## WHAT NEEDS TO BE DONE:
Look through the entries below and return all lines including the word "JSON".

◇ ◇ ◇ ◇ ◇ ◇ ◇

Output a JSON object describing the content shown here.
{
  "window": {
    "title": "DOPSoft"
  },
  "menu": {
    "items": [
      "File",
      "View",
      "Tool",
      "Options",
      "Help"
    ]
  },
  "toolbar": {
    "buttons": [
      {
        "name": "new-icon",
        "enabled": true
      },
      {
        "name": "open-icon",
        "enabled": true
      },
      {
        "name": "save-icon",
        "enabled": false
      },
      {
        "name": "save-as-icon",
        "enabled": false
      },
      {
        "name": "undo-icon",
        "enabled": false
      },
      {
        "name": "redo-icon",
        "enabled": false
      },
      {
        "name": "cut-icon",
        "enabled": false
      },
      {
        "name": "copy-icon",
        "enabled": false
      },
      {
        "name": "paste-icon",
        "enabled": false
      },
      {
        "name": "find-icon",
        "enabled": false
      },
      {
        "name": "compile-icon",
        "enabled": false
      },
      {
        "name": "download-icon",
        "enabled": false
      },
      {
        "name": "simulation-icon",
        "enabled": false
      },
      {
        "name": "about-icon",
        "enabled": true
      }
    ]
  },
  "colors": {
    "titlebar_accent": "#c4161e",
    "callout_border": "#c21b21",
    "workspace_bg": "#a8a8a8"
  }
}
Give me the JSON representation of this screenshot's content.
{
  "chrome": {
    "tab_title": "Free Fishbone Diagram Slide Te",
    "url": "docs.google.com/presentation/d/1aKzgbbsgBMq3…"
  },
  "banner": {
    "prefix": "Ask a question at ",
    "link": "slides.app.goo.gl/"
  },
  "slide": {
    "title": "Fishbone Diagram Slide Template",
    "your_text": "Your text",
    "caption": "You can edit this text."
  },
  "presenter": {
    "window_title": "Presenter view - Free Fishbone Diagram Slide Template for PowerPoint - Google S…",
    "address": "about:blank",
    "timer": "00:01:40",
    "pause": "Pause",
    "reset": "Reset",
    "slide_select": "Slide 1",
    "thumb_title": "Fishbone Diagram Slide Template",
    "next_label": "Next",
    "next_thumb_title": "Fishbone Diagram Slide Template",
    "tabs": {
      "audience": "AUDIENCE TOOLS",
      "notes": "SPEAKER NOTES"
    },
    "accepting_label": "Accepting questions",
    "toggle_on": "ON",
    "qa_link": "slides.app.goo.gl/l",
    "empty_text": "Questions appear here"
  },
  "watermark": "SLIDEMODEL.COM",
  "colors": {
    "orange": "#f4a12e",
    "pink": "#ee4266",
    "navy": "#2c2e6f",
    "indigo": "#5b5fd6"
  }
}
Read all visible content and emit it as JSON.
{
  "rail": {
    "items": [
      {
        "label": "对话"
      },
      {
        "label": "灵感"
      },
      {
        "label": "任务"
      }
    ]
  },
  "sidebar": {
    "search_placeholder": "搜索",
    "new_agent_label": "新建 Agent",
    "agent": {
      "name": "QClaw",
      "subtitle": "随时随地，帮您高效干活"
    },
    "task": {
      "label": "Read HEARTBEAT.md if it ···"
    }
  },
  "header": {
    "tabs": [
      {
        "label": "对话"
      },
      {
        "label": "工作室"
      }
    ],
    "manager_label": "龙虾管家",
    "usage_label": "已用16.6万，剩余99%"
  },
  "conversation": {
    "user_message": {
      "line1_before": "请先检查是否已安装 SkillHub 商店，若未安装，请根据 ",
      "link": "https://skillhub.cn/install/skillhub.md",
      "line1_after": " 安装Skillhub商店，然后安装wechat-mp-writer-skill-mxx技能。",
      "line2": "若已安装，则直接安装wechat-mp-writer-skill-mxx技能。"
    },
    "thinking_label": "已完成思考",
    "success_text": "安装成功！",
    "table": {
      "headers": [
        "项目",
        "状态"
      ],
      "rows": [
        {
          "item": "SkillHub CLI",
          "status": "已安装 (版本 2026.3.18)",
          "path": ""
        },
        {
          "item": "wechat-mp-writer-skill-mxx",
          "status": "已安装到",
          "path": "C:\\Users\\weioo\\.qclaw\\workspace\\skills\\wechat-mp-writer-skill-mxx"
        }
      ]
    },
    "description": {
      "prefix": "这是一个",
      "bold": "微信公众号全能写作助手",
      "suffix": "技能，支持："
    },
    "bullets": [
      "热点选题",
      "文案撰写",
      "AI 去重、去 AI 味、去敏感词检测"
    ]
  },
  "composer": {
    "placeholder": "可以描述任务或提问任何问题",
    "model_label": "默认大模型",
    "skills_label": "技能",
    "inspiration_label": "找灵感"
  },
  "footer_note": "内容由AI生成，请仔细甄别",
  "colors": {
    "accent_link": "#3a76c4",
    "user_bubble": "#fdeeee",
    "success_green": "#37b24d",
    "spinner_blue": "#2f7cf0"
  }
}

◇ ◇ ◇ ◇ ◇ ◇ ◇

## WORKED SOLUTION:
Output a JSON object describing the content shown here.
Give me the JSON representation of this screenshot's content.
Read all visible content and emit it as JSON.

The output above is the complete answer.